Hershey Gardens goes above and beyond what Milton S. Hershey envisioned as a “nice garden of roses.” His request was simple and gave birth to three-and-a-half acres of meticulously groomed roses.
By 1944, the garden expanded to 23 acres and by 1979, the simple rose garden had morphed into six themed gardens and a name change to Hershey Gardens.
Step inside The Milton & Catherine Hershey Conservatory – the gateway to the fabulous Hershey Gardens Chocolatier, Milton S. Hershey opened in 1937 as the Hershey Rose Garden. Highlighting one particular garden would be difficult because they’re all quite spectacular and open to the public 363 days a year.
So, why did Hershey want to create a garden? He was approached to sponsor a national rosarium in Washington, D.C., but Mr. Hershey decided he’d prefer to have his garden closeby to his home and heart in Hershey, PA. His goal was to design a simple rose garden he and his community could enjoy.
Visitors to Hershey Gardens can navigate with a map provided at the ticket office adjacent to the entrance. You can begin your garden tour at the historic Hershey Rose Garden located behind the fountain once you pass through the lobby.
The Bill Bowman Garden, Children’s Garden, Herb Garden, High Point Garden, Historic Hershey Rose Garden, and the Japanese Gardens will appeal to Everyone, particularly those who have picked up a trowel and attempted to grow and maintain even the smallest garden. Hershey Gardens is a thoughtful and eloquent presentation of Milton Hershey’s passion for plants and a reflection of our fascination with gardening and the joy it brings to our lives.
You should allow AT LEAST two hours to meander through the gardens. Unfortunately, the forecast called for rain the day we visited and we were not able to spend as much time as we needed to appreciate every detail in each of the gardens during our self-guided tour. We spent the most time in the historic rose, Japanese, and M.S. Hershey Tribute Garden, but as you scroll down, you’ll find images I took throughout Hershey Gardens before we left.

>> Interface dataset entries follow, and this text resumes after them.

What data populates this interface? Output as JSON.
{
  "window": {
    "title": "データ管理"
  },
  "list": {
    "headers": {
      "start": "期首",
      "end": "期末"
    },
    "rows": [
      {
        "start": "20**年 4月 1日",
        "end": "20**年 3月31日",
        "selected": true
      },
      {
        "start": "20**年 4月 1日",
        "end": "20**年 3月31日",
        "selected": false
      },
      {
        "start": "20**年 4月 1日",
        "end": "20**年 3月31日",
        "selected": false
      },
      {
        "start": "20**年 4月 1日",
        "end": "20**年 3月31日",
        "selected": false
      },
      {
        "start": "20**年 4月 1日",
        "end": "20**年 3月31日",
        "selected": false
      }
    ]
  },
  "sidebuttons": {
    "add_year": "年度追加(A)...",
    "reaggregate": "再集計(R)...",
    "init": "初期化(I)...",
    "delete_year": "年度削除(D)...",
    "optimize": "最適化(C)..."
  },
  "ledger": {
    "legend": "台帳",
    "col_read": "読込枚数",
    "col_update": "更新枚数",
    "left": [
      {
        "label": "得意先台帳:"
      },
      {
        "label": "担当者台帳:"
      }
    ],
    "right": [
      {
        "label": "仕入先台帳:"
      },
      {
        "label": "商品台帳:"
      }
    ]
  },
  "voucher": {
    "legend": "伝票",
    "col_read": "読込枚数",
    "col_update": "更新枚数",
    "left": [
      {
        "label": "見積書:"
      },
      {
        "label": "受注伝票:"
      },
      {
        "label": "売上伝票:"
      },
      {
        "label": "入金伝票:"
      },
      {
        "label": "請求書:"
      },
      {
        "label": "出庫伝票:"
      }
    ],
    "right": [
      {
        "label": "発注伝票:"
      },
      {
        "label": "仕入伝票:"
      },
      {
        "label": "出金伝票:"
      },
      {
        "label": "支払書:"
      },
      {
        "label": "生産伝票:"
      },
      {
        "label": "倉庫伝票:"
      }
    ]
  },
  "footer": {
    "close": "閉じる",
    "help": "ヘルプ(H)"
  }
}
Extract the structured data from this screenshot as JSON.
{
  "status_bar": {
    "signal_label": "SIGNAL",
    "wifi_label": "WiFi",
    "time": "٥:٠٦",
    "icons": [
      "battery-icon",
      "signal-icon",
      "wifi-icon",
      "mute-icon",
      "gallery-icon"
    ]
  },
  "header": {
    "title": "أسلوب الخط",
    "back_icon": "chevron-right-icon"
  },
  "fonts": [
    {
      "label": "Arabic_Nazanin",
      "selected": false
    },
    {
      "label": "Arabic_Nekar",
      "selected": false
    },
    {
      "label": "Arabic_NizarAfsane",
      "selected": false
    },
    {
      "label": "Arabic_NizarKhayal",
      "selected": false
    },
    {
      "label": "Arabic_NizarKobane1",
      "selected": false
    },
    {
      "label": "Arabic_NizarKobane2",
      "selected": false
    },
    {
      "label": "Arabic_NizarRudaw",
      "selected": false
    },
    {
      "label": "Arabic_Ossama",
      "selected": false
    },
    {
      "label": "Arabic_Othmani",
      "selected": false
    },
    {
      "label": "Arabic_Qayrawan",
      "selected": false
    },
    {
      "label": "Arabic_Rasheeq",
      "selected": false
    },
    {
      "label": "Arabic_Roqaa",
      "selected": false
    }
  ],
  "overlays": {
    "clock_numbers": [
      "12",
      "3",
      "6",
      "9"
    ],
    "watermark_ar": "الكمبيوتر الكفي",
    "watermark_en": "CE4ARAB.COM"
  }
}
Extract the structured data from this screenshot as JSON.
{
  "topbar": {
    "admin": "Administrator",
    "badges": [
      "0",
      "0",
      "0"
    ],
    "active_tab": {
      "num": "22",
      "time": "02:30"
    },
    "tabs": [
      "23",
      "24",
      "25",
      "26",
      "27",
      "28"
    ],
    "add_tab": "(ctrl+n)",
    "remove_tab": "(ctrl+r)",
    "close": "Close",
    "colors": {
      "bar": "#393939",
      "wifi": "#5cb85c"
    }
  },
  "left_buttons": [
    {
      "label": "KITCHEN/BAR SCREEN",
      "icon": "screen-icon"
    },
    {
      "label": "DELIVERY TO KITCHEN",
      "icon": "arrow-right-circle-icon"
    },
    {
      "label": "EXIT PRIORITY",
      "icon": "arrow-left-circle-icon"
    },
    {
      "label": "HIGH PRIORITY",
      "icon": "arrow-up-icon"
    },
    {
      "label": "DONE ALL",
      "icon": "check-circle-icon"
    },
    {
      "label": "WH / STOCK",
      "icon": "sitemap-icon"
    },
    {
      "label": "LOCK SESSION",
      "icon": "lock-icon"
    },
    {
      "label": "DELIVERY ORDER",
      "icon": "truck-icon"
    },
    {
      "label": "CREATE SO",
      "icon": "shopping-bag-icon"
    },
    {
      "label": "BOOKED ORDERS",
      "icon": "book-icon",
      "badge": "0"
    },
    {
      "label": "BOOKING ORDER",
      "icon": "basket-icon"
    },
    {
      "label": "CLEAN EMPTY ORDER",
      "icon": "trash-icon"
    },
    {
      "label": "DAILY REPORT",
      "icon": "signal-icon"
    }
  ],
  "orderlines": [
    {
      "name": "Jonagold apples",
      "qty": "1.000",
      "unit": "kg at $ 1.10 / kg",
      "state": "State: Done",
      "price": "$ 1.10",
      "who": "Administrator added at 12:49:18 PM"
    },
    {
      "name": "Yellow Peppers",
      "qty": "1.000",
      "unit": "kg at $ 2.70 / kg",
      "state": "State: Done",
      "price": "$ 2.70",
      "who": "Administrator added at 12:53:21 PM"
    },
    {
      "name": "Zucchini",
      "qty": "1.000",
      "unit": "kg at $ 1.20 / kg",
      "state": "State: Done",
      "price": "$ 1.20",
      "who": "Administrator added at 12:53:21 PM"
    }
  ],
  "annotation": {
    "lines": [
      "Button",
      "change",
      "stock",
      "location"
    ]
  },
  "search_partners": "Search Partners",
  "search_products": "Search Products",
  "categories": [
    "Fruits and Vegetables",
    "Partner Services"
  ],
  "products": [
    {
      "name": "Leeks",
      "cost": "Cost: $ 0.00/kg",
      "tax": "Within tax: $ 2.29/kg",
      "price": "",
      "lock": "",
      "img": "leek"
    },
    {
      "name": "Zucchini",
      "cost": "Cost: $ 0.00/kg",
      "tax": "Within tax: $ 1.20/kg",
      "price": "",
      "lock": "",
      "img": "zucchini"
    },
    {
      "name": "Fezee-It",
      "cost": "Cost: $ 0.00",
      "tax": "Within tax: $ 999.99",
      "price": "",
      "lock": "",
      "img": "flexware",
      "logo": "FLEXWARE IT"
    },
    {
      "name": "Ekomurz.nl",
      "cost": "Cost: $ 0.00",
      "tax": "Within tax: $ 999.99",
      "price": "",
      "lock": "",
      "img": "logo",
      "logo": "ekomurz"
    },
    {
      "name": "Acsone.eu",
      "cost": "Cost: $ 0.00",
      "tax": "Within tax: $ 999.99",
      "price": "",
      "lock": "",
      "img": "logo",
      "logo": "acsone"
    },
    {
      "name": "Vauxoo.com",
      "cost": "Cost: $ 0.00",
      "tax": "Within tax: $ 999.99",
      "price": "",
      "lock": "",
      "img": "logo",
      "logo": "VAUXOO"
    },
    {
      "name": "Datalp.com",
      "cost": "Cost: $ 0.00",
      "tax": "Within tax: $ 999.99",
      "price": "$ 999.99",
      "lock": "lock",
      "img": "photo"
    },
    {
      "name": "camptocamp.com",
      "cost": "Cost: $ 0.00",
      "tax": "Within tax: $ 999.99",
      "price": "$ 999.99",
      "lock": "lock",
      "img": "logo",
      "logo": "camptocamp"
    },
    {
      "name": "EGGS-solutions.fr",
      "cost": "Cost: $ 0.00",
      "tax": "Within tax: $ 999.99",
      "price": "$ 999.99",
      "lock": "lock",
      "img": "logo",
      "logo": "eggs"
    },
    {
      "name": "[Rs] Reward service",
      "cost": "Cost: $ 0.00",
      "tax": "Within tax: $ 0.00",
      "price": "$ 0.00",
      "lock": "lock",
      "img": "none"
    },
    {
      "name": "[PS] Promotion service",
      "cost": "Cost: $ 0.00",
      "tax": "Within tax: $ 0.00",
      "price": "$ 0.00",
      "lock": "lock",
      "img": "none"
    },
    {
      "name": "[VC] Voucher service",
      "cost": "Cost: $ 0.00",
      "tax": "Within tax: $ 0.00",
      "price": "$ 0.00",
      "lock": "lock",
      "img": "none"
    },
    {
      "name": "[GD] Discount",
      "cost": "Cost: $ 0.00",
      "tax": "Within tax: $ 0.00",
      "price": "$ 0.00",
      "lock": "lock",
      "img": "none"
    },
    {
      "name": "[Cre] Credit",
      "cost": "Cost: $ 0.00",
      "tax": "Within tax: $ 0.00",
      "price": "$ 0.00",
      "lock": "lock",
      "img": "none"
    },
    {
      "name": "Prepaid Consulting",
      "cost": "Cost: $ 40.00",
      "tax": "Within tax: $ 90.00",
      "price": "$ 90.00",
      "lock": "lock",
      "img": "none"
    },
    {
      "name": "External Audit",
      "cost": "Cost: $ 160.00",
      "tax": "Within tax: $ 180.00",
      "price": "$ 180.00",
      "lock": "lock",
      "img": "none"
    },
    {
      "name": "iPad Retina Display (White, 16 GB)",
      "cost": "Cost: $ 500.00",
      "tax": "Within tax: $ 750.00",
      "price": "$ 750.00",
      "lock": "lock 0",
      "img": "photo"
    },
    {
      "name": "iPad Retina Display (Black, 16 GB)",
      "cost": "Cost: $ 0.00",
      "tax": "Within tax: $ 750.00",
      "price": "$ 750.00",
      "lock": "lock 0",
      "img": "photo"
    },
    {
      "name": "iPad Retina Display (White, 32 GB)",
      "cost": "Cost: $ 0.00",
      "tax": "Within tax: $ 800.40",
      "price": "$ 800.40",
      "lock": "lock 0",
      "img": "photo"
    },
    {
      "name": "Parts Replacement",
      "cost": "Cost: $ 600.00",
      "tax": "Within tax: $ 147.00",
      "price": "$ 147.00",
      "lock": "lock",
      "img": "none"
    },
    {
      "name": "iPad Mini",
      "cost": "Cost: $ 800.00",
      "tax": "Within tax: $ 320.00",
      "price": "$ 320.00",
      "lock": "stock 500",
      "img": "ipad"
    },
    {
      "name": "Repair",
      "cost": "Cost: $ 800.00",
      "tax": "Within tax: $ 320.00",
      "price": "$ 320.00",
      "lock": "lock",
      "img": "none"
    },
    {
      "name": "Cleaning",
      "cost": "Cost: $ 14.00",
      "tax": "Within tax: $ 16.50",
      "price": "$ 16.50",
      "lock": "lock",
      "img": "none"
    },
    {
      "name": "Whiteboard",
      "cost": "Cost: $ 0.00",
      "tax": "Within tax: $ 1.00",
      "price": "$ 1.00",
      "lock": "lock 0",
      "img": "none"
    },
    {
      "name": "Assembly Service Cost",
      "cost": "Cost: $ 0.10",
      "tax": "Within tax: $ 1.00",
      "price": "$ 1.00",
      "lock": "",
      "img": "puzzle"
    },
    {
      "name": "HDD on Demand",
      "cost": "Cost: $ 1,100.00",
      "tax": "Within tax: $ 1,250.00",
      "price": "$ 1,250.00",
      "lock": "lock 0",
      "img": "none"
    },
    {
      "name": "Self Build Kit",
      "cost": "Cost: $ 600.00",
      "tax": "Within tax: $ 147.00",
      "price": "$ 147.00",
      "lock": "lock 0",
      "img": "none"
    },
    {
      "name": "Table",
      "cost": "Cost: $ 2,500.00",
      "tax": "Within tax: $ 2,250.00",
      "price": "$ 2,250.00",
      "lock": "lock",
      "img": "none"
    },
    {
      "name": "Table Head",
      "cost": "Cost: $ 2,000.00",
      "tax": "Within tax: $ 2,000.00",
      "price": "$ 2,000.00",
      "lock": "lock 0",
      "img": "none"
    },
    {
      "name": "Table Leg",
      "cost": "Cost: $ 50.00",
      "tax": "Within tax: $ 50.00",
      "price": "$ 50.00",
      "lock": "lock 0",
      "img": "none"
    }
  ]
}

Historic Hershey Rose Garden
If you choose to follow the guide map, your first stop along the garden path will be the Historic Hershey Rose Garden, a sight to behold, even in the waning days of September. We discovered three-and-a-half acres of prolific blooming roses in a variety of colors and buds that were eager to open. Rows and rows of roses and greenery are an unforgettable treat for the eyes. Hybrid Tea, floribunda, shrub, and miniature roses are among the varieties you’ll find.
The Children’s Garden
The Children’s Garden is playful and educational with an element of surprise at every turn, from the Misting (Hershey) kisses to the caterpillar-shaped living “tunnel,” each sculpture and learning station within the garden encourage children and their families to PLAY AND LEARN together. Within the one-and-a-half acres dedicated to the children’s garden are 25 themed gardens guaranteed to entertain your child and expose them to the wonders of nature.
Simplicity and tranquility are two hallmarks of a Japanese garden and Hershey Gardens offer many of the same elements you’d see at any one of the famous temples throughout Japan. Ornamental koi darting about, Japanese Maple trees, Dawn Redwood, and giant Sequoia are modeled after a traditional Japanese garden “(Nihon teien).
M.S. Hershey Tribute Garden
M.S. Hershey’s affinity for horticulture and beauty is reflected in the M.S. Hershey Tribute Garden located above the Gazebo. You won’t mind the pleasant stroll up a gentle hill to this garden. It’s well worth the brief trek to see the newly revitalized M.S. Hershey Rose, colorful shrubs and plants, and a special seating area for visitors to relax and examine their surroundings.
Recommendation: Take as long as you need to absorb the sights, smells, and sounds around you. Listen for the nearby stream and tune into the sounds of children’s voices. If you visit during the spring, summer, or fall, look for butterflies and birds that flourish in each of the gardens. You’ll find a changing landscape altered by weather conditions from season to season but the beauty of Hershey Gardens is a year-round pleasure.
Wind your way along the path to the Bill Bowman Garden, named in honor of the former Hershey Gardens’ director; the Herb Garden with its array of medicinal, household, dye-making plants, and culinary herbs; the High Point Garden, a tribute to Catherine (Kitty) Hershey, M.S. Hershey’s wife; the Ornamental Grass Garden with fescue grasses to 20-foot high giant reed grasses; Perennial Garden, where you’ll find dazzling Daffodils, Rhododendrons, Black-eyed Susans, or hardy Chrysanthemums, depending on the season; Rock Garden, a display garden for a variety of plants; and the ever-evolving Season Display Gardens that features many favorites from 20,000 tulips to annuals.
For more information about Hershey and Harrisburg lodging and attractions, visit www.VisitHersheyHarrisburg.org.
My trip was hosted and comped by Visit Hershey & Harrisburg but my opinions are my own and are based on my personal experiences.